> WORK INSTRUCTIONS:
Print out each entry below in full, exactly as given, excluding pictures.

> DATA PROVIDED:

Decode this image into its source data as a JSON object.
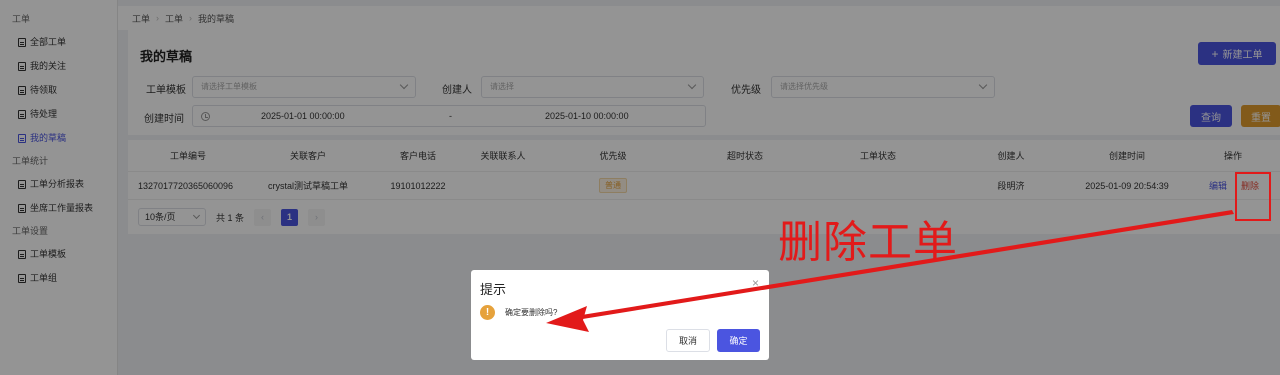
{
  "sidebar": {
    "groups": [
      {
        "label": "工单",
        "items": [
          {
            "label": "全部工单"
          },
          {
            "label": "我的关注"
          },
          {
            "label": "待领取"
          },
          {
            "label": "待处理"
          },
          {
            "label": "我的草稿",
            "active": true
          }
        ]
      },
      {
        "label": "工单统计",
        "items": [
          {
            "label": "工单分析报表"
          },
          {
            "label": "坐席工作量报表"
          }
        ]
      },
      {
        "label": "工单设置",
        "items": [
          {
            "label": "工单模板"
          },
          {
            "label": "工单组"
          }
        ]
      }
    ]
  },
  "breadcrumb": [
    "工单",
    "工单",
    "我的草稿"
  ],
  "page": {
    "title": "我的草稿",
    "new_button": "新建工单",
    "search_button": "查询",
    "reset_button": "重置"
  },
  "filters": {
    "template": {
      "label": "工单模板",
      "placeholder": "请选择工单模板"
    },
    "creator": {
      "label": "创建人",
      "placeholder": "请选择"
    },
    "priority": {
      "label": "优先级",
      "placeholder": "请选择优先级"
    },
    "created_time": {
      "label": "创建时间",
      "start": "2025-01-01 00:00:00",
      "separator": "-",
      "end": "2025-01-10 00:00:00"
    }
  },
  "table": {
    "columns": [
      "工单编号",
      "关联客户",
      "客户电话",
      "关联联系人",
      "优先级",
      "超时状态",
      "工单状态",
      "创建人",
      "创建时间",
      "操作"
    ],
    "rows": [
      {
        "id": "1327017720365060096",
        "customer": "crystal测试草稿工单",
        "phone": "19101012222",
        "contact": "",
        "priority": "普通",
        "timeout": "",
        "status": "",
        "creator": "段明济",
        "created": "2025-01-09 20:54:39",
        "edit": "编辑",
        "delete": "删除"
      }
    ]
  },
  "pagination": {
    "page_size": "10条/页",
    "total": "共 1 条",
    "current": "1",
    "prev": "‹",
    "next": "›"
  },
  "dialog": {
    "title": "提示",
    "message": "确定要删除吗?",
    "cancel": "取消",
    "confirm": "确定",
    "close": "×",
    "icon": "!"
  },
  "annotation": {
    "text": "删除工单",
    "color": "#e21a1a"
  },
  "colors": {
    "primary": "#4b55e0",
    "warning": "#e09b2d",
    "danger": "#e5493a"
  }
}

> OUTPUT:
Decode this image into its source data as a JSON object.
{
  "sidebar": {
    "groups": [
      {
        "label": "工单",
        "items": [
          {
            "label": "全部工单"
          },
          {
            "label": "我的关注"
          },
          {
            "label": "待领取"
          },
          {
            "label": "待处理"
          },
          {
            "label": "我的草稿",
            "active": true
          }
        ]
      },
      {
        "label": "工单统计",
        "items": [
          {
            "label": "工单分析报表"
          },
          {
            "label": "坐席工作量报表"
          }
        ]
      },
      {
        "label": "工单设置",
        "items": [
          {
            "label": "工单模板"
          },
          {
            "label": "工单组"
          }
        ]
      }
    ]
  },
  "breadcrumb": [
    "工单",
    "工单",
    "我的草稿"
  ],
  "page": {
    "title": "我的草稿",
    "new_button": "新建工单",
    "search_button": "查询",
    "reset_button": "重置"
  },
  "filters": {
    "template": {
      "label": "工单模板",
      "placeholder": "请选择工单模板"
    },
    "creator": {
      "label": "创建人",
      "placeholder": "请选择"
    },
    "priority": {
      "label": "优先级",
      "placeholder": "请选择优先级"
    },
    "created_time": {
      "label": "创建时间",
      "start": "2025-01-01 00:00:00",
      "separator": "-",
      "end": "2025-01-10 00:00:00"
    }
  },
  "table": {
    "columns": [
      "工单编号",
      "关联客户",
      "客户电话",
      "关联联系人",
      "优先级",
      "超时状态",
      "工单状态",
      "创建人",
      "创建时间",
      "操作"
    ],
    "rows": [
      {
        "id": "1327017720365060096",
        "customer": "crystal测试草稿工单",
        "phone": "19101012222",
        "contact": "",
        "priority": "普通",
        "timeout": "",
        "status": "",
        "creator": "段明济",
        "created": "2025-01-09 20:54:39",
        "edit": "编辑",
        "delete": "删除"
      }
    ]
  },
  "pagination": {
    "page_size": "10条/页",
    "total": "共 1 条",
    "current": "1",
    "prev": "‹",
    "next": "›"
  },
  "dialog": {
    "title": "提示",
    "message": "确定要删除吗?",
    "cancel": "取消",
    "confirm": "确定",
    "close": "×",
    "icon": "!"
  },
  "annotation": {
    "text": "删除工单",
    "color": "#e21a1a"
  },
  "colors": {
    "primary": "#4b55e0",
    "warning": "#e09b2d",
    "danger": "#e5493a"
  }
}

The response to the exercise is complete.